Crossing Borders

Gisela Erbslöh:

"Unter den Füßen wächst die Wüste. Gänge durch Grosny"
The Desert Growing Beneath Their Feet. Walks Through Grozny

The facades of central Grozny shine brightly once again. For more than 12 years, the inhabitants of the Chechen capital lived in constant fear. Political pressure, patriotic and religious fanaticism, bombs, marauding gangs, murderous "security forces" from all sides, and the fatal legacy of unreflected national traditions led to destruction on an indescribable scale. Reconstruction has now begun.

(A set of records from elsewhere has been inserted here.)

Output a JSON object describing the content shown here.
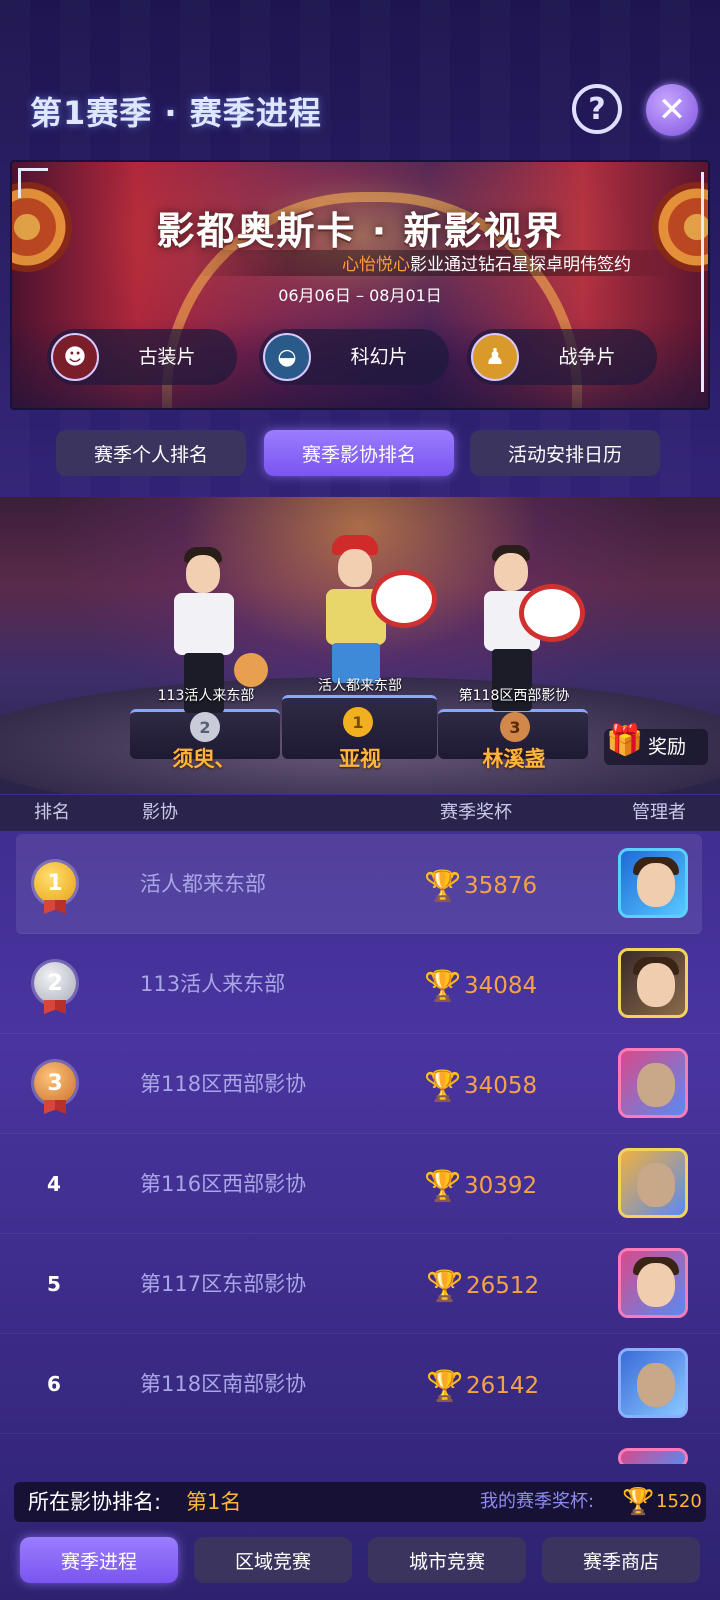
{
  "header": {
    "title": "第1赛季 · 赛季进程",
    "help_label": "?",
    "close_label": "✕"
  },
  "banner": {
    "title": "影都奥斯卡 · 新影视界",
    "ticker_highlight": "心怡悦心",
    "ticker_text": "影业通过钻石星探卓明伟签约",
    "dates": "06月06日 – 08月01日",
    "genres": [
      {
        "label": "古装片",
        "icon": "opera-mask-icon"
      },
      {
        "label": "科幻片",
        "icon": "ufo-icon"
      },
      {
        "label": "战争片",
        "icon": "soldier-icon"
      }
    ]
  },
  "tabs": [
    {
      "label": "赛季个人排名",
      "active": false
    },
    {
      "label": "赛季影协排名",
      "active": true
    },
    {
      "label": "活动安排日历",
      "active": false
    }
  ],
  "podium": {
    "left": {
      "guild": "113活人来东部",
      "rank": "2",
      "player": "须臾、"
    },
    "center": {
      "guild": "活人都来东部",
      "rank": "1",
      "player": "亚视"
    },
    "right": {
      "guild": "第118区西部影协",
      "rank": "3",
      "player": "林溪盏"
    },
    "reward_label": "奖励"
  },
  "table": {
    "columns": [
      "排名",
      "影协",
      "赛季奖杯",
      "管理者"
    ],
    "rows": [
      {
        "rank": "1",
        "medal": "gold",
        "guild": "活人都来东部",
        "trophies": "35876"
      },
      {
        "rank": "2",
        "medal": "silver",
        "guild": "113活人来东部",
        "trophies": "34084"
      },
      {
        "rank": "3",
        "medal": "bronze",
        "guild": "第118区西部影协",
        "trophies": "34058"
      },
      {
        "rank": "4",
        "medal": "",
        "guild": "第116区西部影协",
        "trophies": "30392"
      },
      {
        "rank": "5",
        "medal": "",
        "guild": "第117区东部影协",
        "trophies": "26512"
      },
      {
        "rank": "6",
        "medal": "",
        "guild": "第118区南部影协",
        "trophies": "26142"
      }
    ]
  },
  "footer_info": {
    "guild_rank_label": "所在影协排名:",
    "guild_rank_value": "第1名",
    "my_trophies_label": "我的赛季奖杯:",
    "my_trophies_value": "1520"
  },
  "bottom_nav": [
    {
      "label": "赛季进程",
      "active": true
    },
    {
      "label": "区域竞赛",
      "active": false
    },
    {
      "label": "城市竞赛",
      "active": false
    },
    {
      "label": "赛季商店",
      "active": false
    }
  ],
  "colors": {
    "accent_purple": "#8b68f7",
    "gold_text": "#ffb53a",
    "guild_text": "#a9a6e6"
  }
}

The din of construction work drowns out the sound of the dense traffic, slot machines, shops, and snow-white house fronts mark out the two main roads leading through downtown Grozny. And yet the backs of many buildings are still as burnt out and empty as ever.

What do the people that live there think and feel? Why does fear still stalk the city's streets, and how do people cope with it? Some rely on ancient traditions and customs to survive from one day to the next - at least within the family. Others, mainly women, are prevented by precisely these traditions from breaking out of life between the front lines, and moving in new directions.

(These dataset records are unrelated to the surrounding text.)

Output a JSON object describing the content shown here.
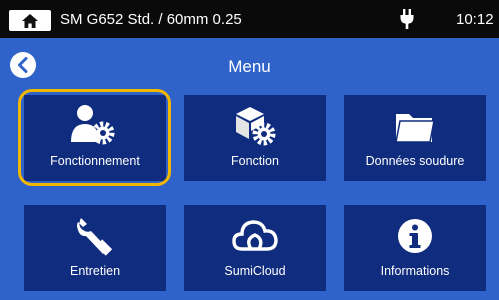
{
  "status": {
    "home_icon": "home-icon",
    "title": "SM G652 Std. / 60mm 0.25",
    "power_icon": "plug-icon",
    "time": "10:12"
  },
  "header": {
    "back_icon": "chevron-left-icon",
    "title": "Menu"
  },
  "tiles": [
    {
      "label": "Fonctionnement",
      "icon": "user-gear-icon",
      "selected": true
    },
    {
      "label": "Fonction",
      "icon": "box-gear-icon",
      "selected": false
    },
    {
      "label": "Données soudure",
      "icon": "folder-icon",
      "selected": false
    },
    {
      "label": "Entretien",
      "icon": "wrench-icon",
      "selected": false
    },
    {
      "label": "SumiCloud",
      "icon": "cloud-icon",
      "selected": false
    },
    {
      "label": "Informations",
      "icon": "info-icon",
      "selected": false
    }
  ],
  "colors": {
    "background": "#2f63c9",
    "tile": "#0f2c7e",
    "selection": "#f3b700",
    "statusbar": "#0a0a0a"
  }
}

These and other questions prompted me to spend time in Ingushetia and Chechnya. In May 2006, I traveled from orthodox Christian Beslan in North Ossetia to Islamic Ingushetia, where I lived in Nasran and went on several trips to Grozny. I spoke to Ingushetians and Chechens of all ages, from children rehearsing national dances, through young people celebrating a wedding, to old people aged between 80 and 104 in villages and refugee camps. Their staggering hospitality and openness were in stark contrast to the security precautions they had to take in light of possible unrest, attempted kidnappings, or conflicts with the militias or soldiers.

Radio report by Gisela Erbslöh: "Unter den Füßen wächst die Wüste. Gänge durch Grosny" (The Desert Growing Beneath Their Feet. Walks Through Grozny). Broadcasting date: 12.05am, October 31, 2007 on Deutschlandradio Berlin